**Exercise brief**:
Answer with only the number of lines below where "JSON" appears.

**Supplied entries**:
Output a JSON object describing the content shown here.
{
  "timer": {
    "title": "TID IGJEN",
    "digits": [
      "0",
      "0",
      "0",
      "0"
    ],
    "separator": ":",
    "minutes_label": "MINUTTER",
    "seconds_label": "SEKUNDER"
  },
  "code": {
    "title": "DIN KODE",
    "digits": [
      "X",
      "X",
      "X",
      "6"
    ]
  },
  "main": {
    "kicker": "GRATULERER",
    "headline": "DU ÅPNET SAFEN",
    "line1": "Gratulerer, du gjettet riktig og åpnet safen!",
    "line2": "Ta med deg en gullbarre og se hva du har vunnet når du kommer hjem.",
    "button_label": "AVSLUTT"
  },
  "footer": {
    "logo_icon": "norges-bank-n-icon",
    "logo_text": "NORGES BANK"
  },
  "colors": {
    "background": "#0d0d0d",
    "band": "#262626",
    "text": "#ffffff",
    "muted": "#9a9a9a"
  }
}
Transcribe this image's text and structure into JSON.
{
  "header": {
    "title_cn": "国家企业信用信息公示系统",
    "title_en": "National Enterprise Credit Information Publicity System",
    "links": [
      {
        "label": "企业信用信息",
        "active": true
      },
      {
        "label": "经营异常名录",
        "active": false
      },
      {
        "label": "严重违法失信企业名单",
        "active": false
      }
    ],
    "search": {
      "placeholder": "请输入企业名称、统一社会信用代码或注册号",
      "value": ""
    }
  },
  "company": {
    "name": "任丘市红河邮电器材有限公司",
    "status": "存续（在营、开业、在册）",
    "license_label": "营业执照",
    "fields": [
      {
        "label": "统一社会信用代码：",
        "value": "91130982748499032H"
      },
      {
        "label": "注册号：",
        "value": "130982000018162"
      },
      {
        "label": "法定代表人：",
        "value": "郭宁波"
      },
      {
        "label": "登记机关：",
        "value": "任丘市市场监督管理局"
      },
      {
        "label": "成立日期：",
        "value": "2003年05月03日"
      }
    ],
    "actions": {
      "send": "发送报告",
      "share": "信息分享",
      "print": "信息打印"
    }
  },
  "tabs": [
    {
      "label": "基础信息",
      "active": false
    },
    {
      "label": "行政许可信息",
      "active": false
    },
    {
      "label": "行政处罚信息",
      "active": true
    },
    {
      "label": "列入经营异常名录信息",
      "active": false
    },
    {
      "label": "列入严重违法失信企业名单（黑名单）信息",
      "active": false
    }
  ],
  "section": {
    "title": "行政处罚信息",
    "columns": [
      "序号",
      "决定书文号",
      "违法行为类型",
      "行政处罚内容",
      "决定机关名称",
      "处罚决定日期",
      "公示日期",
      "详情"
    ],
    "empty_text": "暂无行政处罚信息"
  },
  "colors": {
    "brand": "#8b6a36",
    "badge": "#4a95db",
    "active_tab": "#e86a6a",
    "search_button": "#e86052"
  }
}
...
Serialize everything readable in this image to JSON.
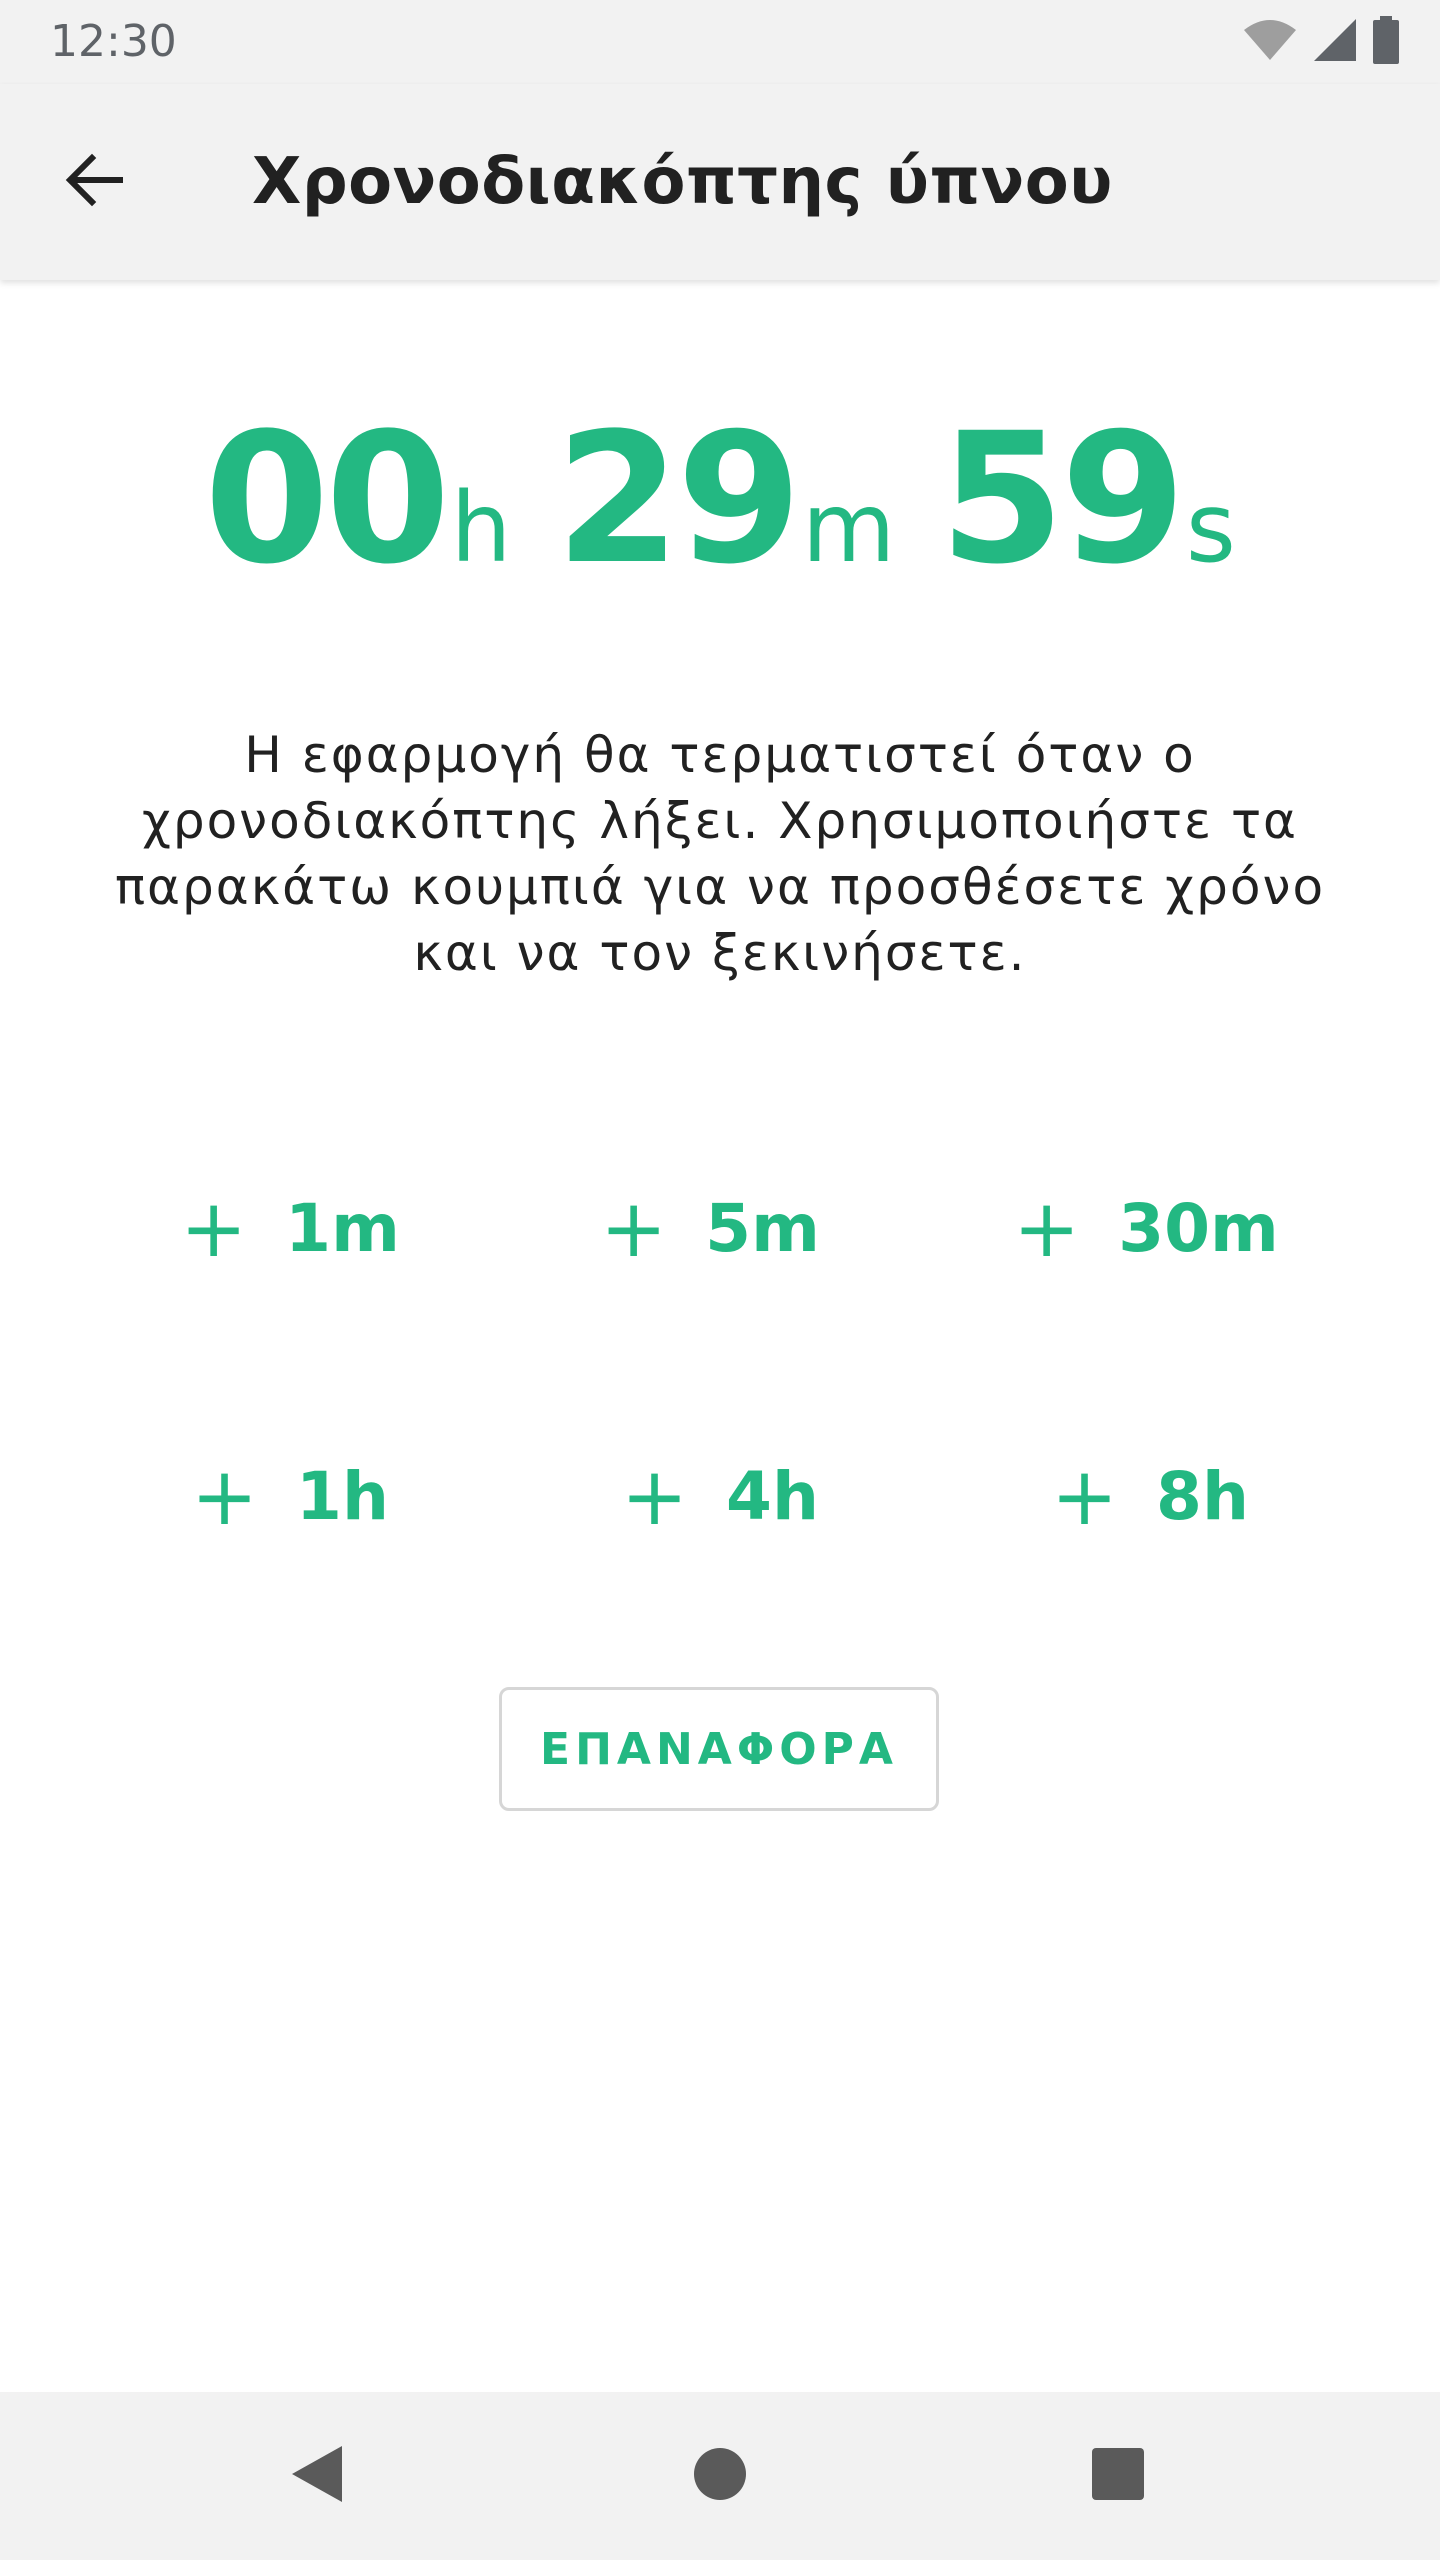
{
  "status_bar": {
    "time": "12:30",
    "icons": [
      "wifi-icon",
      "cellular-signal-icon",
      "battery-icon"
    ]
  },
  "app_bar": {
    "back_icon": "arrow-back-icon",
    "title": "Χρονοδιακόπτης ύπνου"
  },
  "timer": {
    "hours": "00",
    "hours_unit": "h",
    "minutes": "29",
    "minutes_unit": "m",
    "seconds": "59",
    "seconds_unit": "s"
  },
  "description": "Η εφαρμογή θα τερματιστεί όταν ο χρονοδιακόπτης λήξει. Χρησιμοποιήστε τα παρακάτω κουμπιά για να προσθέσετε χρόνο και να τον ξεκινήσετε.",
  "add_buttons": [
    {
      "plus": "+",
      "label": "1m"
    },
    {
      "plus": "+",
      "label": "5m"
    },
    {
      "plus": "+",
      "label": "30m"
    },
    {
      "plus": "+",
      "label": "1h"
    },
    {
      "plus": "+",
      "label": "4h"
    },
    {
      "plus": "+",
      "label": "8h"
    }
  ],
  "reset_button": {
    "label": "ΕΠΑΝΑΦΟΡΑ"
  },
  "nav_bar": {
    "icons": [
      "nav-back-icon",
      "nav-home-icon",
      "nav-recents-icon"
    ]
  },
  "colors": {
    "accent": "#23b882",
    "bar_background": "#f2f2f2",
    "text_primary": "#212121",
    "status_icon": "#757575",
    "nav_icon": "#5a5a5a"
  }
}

**Completed exercise**:
3